App and web page records:
*-*-*
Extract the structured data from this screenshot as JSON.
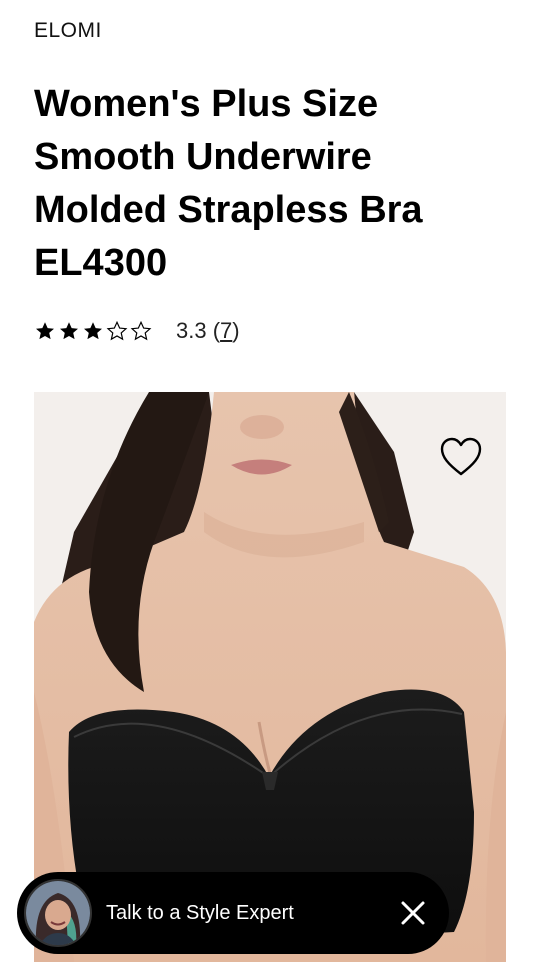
{
  "brand": "ELOMI",
  "product": {
    "title": "Women's Plus Size Smooth Underwire Molded Strapless Bra EL4300"
  },
  "rating": {
    "stars_filled": 3,
    "stars_total": 5,
    "value": "3.3",
    "count": "7",
    "open_paren": " (",
    "close_paren": ")"
  },
  "chat": {
    "label": "Talk to a Style Expert"
  },
  "colors": {
    "text": "#000000",
    "chat_background": "#000000",
    "chat_text": "#ffffff"
  },
  "icons": {
    "wishlist": "heart-outline-icon",
    "close": "close-x-icon",
    "star_filled": "star-filled-icon",
    "star_empty": "star-outline-icon"
  }
}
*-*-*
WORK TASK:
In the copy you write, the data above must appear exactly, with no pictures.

EXERCISE RESULT:
Extract the structured data from this screenshot as JSON.
{
  "brand": "ELOMI",
  "product": {
    "title": "Women's Plus Size Smooth Underwire Molded Strapless Bra EL4300"
  },
  "rating": {
    "stars_filled": 3,
    "stars_total": 5,
    "value": "3.3",
    "count": "7",
    "open_paren": " (",
    "close_paren": ")"
  },
  "chat": {
    "label": "Talk to a Style Expert"
  },
  "colors": {
    "text": "#000000",
    "chat_background": "#000000",
    "chat_text": "#ffffff"
  },
  "icons": {
    "wishlist": "heart-outline-icon",
    "close": "close-x-icon",
    "star_filled": "star-filled-icon",
    "star_empty": "star-outline-icon"
  }
}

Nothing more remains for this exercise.